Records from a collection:
——————

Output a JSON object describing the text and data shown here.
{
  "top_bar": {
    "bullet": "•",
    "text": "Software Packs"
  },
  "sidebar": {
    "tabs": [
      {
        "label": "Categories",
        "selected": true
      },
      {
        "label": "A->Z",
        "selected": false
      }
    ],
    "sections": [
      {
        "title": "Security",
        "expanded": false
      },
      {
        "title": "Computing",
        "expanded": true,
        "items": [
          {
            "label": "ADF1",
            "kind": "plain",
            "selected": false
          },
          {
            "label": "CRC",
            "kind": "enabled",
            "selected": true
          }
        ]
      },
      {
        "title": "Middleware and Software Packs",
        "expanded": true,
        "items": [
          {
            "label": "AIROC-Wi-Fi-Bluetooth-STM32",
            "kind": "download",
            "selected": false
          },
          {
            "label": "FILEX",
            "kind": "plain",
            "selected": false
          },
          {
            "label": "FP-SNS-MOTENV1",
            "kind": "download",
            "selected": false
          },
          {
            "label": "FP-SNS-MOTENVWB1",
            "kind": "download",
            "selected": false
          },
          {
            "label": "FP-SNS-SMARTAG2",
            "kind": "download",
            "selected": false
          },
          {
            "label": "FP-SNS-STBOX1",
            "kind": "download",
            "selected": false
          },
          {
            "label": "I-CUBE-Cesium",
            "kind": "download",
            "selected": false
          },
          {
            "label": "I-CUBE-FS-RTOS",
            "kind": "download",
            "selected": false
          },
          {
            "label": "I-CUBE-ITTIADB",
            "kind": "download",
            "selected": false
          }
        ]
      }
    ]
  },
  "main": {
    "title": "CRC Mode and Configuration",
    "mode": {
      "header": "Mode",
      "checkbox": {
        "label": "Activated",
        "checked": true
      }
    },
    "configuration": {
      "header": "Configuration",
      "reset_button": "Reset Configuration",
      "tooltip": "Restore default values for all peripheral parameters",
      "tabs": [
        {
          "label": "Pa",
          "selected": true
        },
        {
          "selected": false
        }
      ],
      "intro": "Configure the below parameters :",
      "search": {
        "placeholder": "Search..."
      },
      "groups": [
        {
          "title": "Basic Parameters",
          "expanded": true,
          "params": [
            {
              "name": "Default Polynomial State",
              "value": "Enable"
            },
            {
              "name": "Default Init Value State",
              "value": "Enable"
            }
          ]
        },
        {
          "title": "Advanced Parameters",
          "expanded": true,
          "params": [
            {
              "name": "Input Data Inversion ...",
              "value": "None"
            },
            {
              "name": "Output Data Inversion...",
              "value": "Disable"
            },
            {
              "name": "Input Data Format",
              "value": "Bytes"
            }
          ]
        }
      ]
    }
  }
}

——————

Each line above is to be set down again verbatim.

-- PROBLEM SOLUTION --
Output a JSON object describing the text and data shown here.
{
  "top_bar": {
    "bullet": "•",
    "text": "Software Packs"
  },
  "sidebar": {
    "tabs": [
      {
        "label": "Categories",
        "selected": true
      },
      {
        "label": "A->Z",
        "selected": false
      }
    ],
    "sections": [
      {
        "title": "Security",
        "expanded": false
      },
      {
        "title": "Computing",
        "expanded": true,
        "items": [
          {
            "label": "ADF1",
            "kind": "plain",
            "selected": false
          },
          {
            "label": "CRC",
            "kind": "enabled",
            "selected": true
          }
        ]
      },
      {
        "title": "Middleware and Software Packs",
        "expanded": true,
        "items": [
          {
            "label": "AIROC-Wi-Fi-Bluetooth-STM32",
            "kind": "download",
            "selected": false
          },
          {
            "label": "FILEX",
            "kind": "plain",
            "selected": false
          },
          {
            "label": "FP-SNS-MOTENV1",
            "kind": "download",
            "selected": false
          },
          {
            "label": "FP-SNS-MOTENVWB1",
            "kind": "download",
            "selected": false
          },
          {
            "label": "FP-SNS-SMARTAG2",
            "kind": "download",
            "selected": false
          },
          {
            "label": "FP-SNS-STBOX1",
            "kind": "download",
            "selected": false
          },
          {
            "label": "I-CUBE-Cesium",
            "kind": "download",
            "selected": false
          },
          {
            "label": "I-CUBE-FS-RTOS",
            "kind": "download",
            "selected": false
          },
          {
            "label": "I-CUBE-ITTIADB",
            "kind": "download",
            "selected": false
          }
        ]
      }
    ]
  },
  "main": {
    "title": "CRC Mode and Configuration",
    "mode": {
      "header": "Mode",
      "checkbox": {
        "label": "Activated",
        "checked": true
      }
    },
    "configuration": {
      "header": "Configuration",
      "reset_button": "Reset Configuration",
      "tooltip": "Restore default values for all peripheral parameters",
      "tabs": [
        {
          "label": "Pa",
          "selected": true
        },
        {
          "selected": false
        }
      ],
      "intro": "Configure the below parameters :",
      "search": {
        "placeholder": "Search..."
      },
      "groups": [
        {
          "title": "Basic Parameters",
          "expanded": true,
          "params": [
            {
              "name": "Default Polynomial State",
              "value": "Enable"
            },
            {
              "name": "Default Init Value State",
              "value": "Enable"
            }
          ]
        },
        {
          "title": "Advanced Parameters",
          "expanded": true,
          "params": [
            {
              "name": "Input Data Inversion ...",
              "value": "None"
            },
            {
              "name": "Output Data Inversion...",
              "value": "Disable"
            },
            {
              "name": "Input Data Format",
              "value": "Bytes"
            }
          ]
        }
      ]
    }
  }
}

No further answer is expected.